@LizardMafia itself had a few particular personas they chose to single out for direct attention. The aush0k mentioned here is Matthew Flannery, an Australian hacker who belatedly and quite incorrectly declared himself the supreme leader of LulzSec last year, during his arrest for vandalizing a tiny Australian village government site.

@LizardMafia Taunts aush0k
@LizardMafia Taunts aush0k

@MeanTXLawyer is Texas attorney Jason Lee Van Dyke, whose twin claims to fame are being dumb enough to try to drag Tor Project into court over the content on the PinkMeth hidden service revenge porn site, and for offering a bounty on doxbin operators nachash (@loldoxbin) and Intangir, then publicly threatening to kill both of them.

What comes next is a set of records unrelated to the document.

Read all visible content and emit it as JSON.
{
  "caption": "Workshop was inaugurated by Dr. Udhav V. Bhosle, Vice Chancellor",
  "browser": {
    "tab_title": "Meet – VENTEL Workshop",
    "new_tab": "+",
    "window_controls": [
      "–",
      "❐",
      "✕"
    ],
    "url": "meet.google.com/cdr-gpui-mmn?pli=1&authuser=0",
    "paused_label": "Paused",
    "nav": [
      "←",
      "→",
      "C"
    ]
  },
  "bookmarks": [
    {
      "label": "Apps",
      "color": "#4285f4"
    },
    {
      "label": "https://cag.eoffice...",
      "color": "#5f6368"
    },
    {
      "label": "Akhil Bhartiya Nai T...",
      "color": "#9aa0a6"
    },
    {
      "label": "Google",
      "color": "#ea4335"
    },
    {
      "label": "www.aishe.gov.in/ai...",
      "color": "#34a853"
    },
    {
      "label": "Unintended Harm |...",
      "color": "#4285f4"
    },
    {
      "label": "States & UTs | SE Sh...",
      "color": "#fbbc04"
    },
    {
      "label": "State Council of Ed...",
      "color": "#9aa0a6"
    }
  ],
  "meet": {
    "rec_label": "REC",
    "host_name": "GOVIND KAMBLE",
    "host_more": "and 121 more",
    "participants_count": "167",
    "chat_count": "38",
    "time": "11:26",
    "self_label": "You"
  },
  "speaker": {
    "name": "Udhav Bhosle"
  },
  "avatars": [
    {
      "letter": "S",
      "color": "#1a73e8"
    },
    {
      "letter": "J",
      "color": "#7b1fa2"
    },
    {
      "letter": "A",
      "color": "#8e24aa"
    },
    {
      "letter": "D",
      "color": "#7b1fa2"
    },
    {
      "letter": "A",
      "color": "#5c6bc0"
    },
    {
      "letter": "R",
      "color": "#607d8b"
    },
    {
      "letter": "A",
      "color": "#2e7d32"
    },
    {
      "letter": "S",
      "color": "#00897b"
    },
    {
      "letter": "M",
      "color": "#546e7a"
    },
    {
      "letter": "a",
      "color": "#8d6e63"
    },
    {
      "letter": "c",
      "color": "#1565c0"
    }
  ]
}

@LizardMafia Taunts @MeanTXLawyer
@LizardMafia Taunts @MeanTXLawyer

Seeking Media Attention

Emboldened by their successes and in a manner eerily similar to what happened during the FBI orchestrated fifty day LulzSec rampage of 2011, some of the ringleaders took to the airwaves, and the group’s downfall began.

First was the young man seen below, Julius Kivimaki, a Finnish teen who has been at the center of much mayhem for over two years. Brit Vinnie Omari appeared as well, only to be arrested a few days later on some Paypal fraud charges.

Promoting LizardStresser, Doxing Subscribers

Internet celebrity KimDotCom ransomed both PSN and XBOX for $300,000 worth of his company’s cloud storage product, and the Lizards moved on to a new strategy – offering DDOS as a service via Brian Krebs was quickly on the scene with Lizard Kids: A Long Trail Of Fail.

Krebs’ post and Ode To LizardSquad on Malware Tech are the sort of thing one reads with a copy of Maltego running to collect all of the details for further inspection but the executive summary is found in this pastebin: LizardStresser User Dump. Some details of their 1,700 subscribers are now public, and it is unclear what else their sloppy OPSEC has exposed.

Best of all, Malware Tech performed a simple test, proving that LizardPatrol and Darkode share the same system. Read those detailed studies and you’ll be able to trace the Lizards back to their point of origin.

LizardPatrol & Darkode Hosted Together
LizardPatrol & Darkode Hosted Together

Another FBI Sponsored Hacker Rampage?

If what Lizard Squad is doing were organic, it would follow the same power law distribution seen in insurgencies. A few months ago they hit hard and managed to divert an American Airlines flight in order to inconvenience a Sony exec on his way to a conference, then they slipped away quietly. The Christmas holiday attack doesn’t look odd; it’s the right time in terms of maximum audience, and it doesn’t seem particularly closely correlated with the Sony intrusion. If the next few months bring smaller actions with different methods, or nothing at all, that would be a statistical fit.

But two of the members have been arrested. If there is immediately another big hit involving LizardStresser, or some other very noteworthy move, and then another … and another? A steady or escalating stream of events would be clear signs that the next Sabu is moving among the next herd of victims, setting up the young and unwary.

Images from Lizard Mafia, Malware Tech and Shutterstock.